We get asked about this all the time! What’s the difference between Gross and Net Yield? It’s a valid question, with two distinct answers. Let’s break it down.
First, let’s start with Gross Yield. Gross Yield is what you earn each year on your investment before any expenses or deductions are taken out. Simple enough, right?
Now, we’ll move on to Net Yield. Net Yield is what you actually take home each year after all of your investment expenses have been accounted for.
Make sense? Good! Let’s see how much of a significant role both types of yields playoff when looking at any real estate investment opportunity that you come across.
Why Is Yield Important?
Yield shows us the total income an investment generates over a set period, expressed as an annual percentage. This figure is important to investors as it lets them evaluate the rental return they’d potentially generate from their rental property and helps them determine whether it’s a suitable fit for their portfolio.
Unfortunately, many investment beginners eagerly take the bait that some companies toss out, luring them into believing that the gross yield is an accurate reflection of the property’s rental return. However, we want you to be a clever fish, so by knowing the difference between these yields, you’ll avoid such traps and find the best investment options in Dubai.
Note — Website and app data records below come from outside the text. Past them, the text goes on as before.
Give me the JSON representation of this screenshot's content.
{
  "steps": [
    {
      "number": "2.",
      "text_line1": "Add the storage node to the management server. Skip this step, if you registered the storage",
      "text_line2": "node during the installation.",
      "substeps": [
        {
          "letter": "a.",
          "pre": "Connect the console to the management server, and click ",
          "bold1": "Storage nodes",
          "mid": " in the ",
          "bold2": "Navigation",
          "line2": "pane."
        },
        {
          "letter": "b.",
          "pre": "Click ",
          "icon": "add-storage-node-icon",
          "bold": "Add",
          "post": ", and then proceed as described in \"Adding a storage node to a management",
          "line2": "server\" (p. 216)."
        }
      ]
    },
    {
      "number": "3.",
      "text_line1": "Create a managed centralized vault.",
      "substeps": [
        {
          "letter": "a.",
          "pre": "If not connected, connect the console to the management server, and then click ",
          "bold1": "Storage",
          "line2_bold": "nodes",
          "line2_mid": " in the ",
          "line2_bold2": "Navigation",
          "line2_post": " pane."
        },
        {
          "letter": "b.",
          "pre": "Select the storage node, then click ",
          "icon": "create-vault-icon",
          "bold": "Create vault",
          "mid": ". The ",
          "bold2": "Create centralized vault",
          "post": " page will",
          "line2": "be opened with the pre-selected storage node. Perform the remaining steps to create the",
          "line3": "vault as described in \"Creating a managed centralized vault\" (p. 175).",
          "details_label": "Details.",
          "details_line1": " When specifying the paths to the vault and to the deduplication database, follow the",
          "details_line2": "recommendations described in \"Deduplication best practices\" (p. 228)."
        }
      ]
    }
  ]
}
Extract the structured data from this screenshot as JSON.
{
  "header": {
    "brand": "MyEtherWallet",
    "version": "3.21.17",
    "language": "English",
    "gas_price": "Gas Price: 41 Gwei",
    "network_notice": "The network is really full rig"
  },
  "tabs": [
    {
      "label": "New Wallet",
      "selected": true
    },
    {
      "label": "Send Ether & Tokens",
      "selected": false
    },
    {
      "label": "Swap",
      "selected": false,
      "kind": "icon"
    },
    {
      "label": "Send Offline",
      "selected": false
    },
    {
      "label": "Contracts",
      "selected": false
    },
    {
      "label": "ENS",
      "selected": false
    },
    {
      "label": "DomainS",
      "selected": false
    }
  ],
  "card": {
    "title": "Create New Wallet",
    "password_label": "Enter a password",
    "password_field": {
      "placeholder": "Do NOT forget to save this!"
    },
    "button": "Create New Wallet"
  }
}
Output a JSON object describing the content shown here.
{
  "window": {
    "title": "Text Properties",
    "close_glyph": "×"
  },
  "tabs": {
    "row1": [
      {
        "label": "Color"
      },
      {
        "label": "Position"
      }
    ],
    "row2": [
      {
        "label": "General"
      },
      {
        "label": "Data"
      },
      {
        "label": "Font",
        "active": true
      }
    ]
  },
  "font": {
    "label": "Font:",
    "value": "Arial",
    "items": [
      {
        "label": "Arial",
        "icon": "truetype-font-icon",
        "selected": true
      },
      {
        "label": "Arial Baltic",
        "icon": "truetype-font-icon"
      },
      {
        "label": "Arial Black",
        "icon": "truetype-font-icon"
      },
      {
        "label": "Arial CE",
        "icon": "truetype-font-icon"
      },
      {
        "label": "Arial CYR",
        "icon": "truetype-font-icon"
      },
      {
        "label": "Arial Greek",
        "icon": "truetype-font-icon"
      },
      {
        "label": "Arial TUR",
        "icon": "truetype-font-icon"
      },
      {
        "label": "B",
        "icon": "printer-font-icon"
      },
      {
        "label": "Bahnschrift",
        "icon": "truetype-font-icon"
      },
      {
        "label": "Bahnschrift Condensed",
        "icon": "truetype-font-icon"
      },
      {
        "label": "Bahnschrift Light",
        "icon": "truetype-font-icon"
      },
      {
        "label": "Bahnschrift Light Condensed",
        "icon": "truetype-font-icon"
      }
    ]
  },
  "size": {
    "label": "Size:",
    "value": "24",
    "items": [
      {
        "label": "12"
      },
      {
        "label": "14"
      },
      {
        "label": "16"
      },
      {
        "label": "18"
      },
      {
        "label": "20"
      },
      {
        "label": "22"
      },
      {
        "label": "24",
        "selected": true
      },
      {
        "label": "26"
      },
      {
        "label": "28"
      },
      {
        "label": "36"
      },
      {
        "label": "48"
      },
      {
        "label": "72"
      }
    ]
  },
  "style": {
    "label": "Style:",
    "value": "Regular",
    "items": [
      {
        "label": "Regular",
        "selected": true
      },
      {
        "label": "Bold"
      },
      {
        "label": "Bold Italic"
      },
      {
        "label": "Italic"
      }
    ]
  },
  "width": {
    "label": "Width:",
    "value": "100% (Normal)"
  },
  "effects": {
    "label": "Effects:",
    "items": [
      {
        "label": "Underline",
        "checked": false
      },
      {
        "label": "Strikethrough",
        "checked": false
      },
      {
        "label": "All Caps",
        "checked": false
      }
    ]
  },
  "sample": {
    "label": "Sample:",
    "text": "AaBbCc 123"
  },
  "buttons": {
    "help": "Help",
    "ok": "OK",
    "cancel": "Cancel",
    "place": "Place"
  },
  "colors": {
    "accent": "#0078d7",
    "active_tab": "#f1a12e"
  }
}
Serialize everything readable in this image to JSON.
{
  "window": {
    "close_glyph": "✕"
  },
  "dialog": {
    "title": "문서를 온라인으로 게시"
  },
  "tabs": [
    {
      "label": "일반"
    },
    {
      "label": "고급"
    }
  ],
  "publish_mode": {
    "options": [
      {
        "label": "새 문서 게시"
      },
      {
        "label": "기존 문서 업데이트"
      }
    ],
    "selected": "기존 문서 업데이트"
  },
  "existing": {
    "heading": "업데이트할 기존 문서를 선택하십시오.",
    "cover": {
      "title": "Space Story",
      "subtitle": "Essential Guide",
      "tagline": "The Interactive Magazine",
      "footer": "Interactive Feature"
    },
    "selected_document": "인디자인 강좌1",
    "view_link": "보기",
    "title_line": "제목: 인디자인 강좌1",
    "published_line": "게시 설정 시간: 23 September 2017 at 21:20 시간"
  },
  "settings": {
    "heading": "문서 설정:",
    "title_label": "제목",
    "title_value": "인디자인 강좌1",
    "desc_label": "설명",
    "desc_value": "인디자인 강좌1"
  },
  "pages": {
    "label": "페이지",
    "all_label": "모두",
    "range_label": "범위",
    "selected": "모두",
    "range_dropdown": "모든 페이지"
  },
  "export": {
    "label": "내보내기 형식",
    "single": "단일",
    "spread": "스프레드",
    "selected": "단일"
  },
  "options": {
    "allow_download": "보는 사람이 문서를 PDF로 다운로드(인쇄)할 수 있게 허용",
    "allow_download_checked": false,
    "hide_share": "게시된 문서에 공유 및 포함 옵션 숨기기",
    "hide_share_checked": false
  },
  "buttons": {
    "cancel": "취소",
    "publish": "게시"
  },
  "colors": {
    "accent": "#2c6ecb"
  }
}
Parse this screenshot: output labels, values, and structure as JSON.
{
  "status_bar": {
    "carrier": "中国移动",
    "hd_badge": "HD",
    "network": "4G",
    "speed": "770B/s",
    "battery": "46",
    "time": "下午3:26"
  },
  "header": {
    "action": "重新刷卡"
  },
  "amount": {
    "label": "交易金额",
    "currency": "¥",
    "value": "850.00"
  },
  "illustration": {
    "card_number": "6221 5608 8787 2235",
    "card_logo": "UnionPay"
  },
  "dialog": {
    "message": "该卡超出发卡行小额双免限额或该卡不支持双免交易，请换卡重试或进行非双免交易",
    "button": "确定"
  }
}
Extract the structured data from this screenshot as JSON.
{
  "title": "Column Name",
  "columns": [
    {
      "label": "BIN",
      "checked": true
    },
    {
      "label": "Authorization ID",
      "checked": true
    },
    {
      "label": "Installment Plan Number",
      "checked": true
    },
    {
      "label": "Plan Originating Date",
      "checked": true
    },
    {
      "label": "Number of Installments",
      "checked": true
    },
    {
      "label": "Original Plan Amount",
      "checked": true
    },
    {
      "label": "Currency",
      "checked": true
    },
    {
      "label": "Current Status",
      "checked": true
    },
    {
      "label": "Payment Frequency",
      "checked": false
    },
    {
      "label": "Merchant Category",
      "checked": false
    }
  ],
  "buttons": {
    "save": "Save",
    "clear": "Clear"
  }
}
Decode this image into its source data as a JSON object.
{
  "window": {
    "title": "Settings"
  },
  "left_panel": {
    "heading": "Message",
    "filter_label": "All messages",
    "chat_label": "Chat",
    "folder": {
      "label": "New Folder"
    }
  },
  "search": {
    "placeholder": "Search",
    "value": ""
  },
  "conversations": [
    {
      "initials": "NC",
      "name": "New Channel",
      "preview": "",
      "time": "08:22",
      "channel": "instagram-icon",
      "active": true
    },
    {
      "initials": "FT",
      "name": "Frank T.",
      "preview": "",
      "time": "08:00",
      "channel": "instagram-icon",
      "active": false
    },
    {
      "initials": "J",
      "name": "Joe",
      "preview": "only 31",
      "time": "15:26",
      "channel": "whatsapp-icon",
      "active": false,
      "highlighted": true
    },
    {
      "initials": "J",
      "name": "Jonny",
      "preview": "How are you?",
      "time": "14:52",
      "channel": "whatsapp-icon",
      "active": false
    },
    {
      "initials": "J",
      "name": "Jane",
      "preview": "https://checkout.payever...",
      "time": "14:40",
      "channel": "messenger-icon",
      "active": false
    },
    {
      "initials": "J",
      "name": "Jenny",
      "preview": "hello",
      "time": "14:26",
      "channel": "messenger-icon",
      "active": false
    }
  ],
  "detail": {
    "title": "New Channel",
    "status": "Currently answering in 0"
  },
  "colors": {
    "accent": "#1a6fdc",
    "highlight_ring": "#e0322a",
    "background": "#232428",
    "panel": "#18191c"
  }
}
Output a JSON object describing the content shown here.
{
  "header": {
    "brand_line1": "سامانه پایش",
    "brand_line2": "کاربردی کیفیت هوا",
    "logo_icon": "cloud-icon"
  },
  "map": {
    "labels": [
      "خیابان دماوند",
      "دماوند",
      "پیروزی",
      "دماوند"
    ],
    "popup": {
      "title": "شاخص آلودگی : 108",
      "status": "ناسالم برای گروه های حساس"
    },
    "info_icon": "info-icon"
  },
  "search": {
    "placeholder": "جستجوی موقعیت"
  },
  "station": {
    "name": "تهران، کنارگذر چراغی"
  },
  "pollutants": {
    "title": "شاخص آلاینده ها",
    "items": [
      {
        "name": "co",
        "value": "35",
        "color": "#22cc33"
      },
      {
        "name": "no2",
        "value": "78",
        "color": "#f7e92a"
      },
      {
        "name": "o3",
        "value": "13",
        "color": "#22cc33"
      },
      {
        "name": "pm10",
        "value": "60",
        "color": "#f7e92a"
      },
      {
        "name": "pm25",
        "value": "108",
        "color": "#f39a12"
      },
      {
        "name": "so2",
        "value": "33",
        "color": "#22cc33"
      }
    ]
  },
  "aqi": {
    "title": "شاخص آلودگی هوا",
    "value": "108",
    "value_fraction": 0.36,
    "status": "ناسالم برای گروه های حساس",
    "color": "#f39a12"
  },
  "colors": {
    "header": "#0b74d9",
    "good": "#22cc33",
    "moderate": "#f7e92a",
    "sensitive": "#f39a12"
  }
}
Gross vs Net Yield
While seeing a high gross yield may light up your face, this number doesn’t tell you the whole story. Principally, gross yield is the total rental return you’d receive from the tenant of a property before expenses are thrown into the mix. To work out this value, just sum up the total yearly rent that you’d charge a tenant, without deducting any fees, then divide that number by the property purchase price.
For example, if you’re charging your tenant an annual total of AED 70,000 and the property value is AED 800,000, then your gross yield is 8.75%. This number could easily catch out aspiring investors, which is where your net yield comes in.
Net yield is the rental income after deducting expenses – meaning this is exactly what ends up in your pocket! This is because when you purchase a residential property, as the owner, you’re obliged to pay the ongoing costs of maintaining and operating the property. These costs take into account things like property insurance, service charges, property management fees, upkeep costs, and so on. These have a significant impact on the actual yield to expect from renting out a property.
So, using the numbers from the previous example, let’s say the expenses totaled 15,000 AED. Therefore, the total value of rental income per year, including these expenses, would go from 70,000 AED to 55,000 AED. This means that the money you’d receive has dropped from a gross yield of 8.75% to a net yield of 6.875% – what a difference!
Why Is Net Yield More Accurate Than Gross Yield?
Even though a certain property may offer you a high gross yield, you won’t be seeing that number in your bank account. As you saw above, you could have a gross yield of 8.75%, but after factoring in the expenses that you’d be paying, your net yield decreased to 6.875 % – the latter being the number you’d find in your bank account. In some cases, you could even be faced with your property being vacant for a long period of time, accumulating ongoing maintenance costs. Such factors lower the net yield significantly on your property, as there’s no steady rental income yet the expenses are piling up, so it’s best to stay well aware of such risks.
Another thing to note is that expenses, like service charges, don’t scale linearly with rental income, as they are calculated on a property square foot basis instead. This means that the expenses are variable depending on the area of the property. Therefore, net rental returns are a much more reliable measure, as these are your exact profits with all the expenses proportionate to your investment taken out, showing how much money you actually end up with from an investment.
To become an informed investor and make smart investment decisions, you need to dig deeper to understand the difference between the gross and net yield. While both values are important, the net yield is ultimately the real rental return figure, and the number you, as an investor, should care about more.
One thing to keep in mind is that every investor has different objectives – be it capital gains, a steady flow of income, staying risk-free and safe – or even a combination of the three. If you’re looking to invest in a Dubai residential property, these goals can all be achieved by opting for real estate crowdfunding platforms, like SmartCrowd, to diversify your investment portfolio, minimize risk and potentially earn healthy returns.
Disclaimer: This blog is intended solely for educational purposes and shouldn’t be treated as financial advice. At SmartCrowd, we understand the importance of being transparent, which is why we suggest you always conduct thorough research, perform your own due diligence and consult with financial advisors to assess any real estate property against your own financial goals.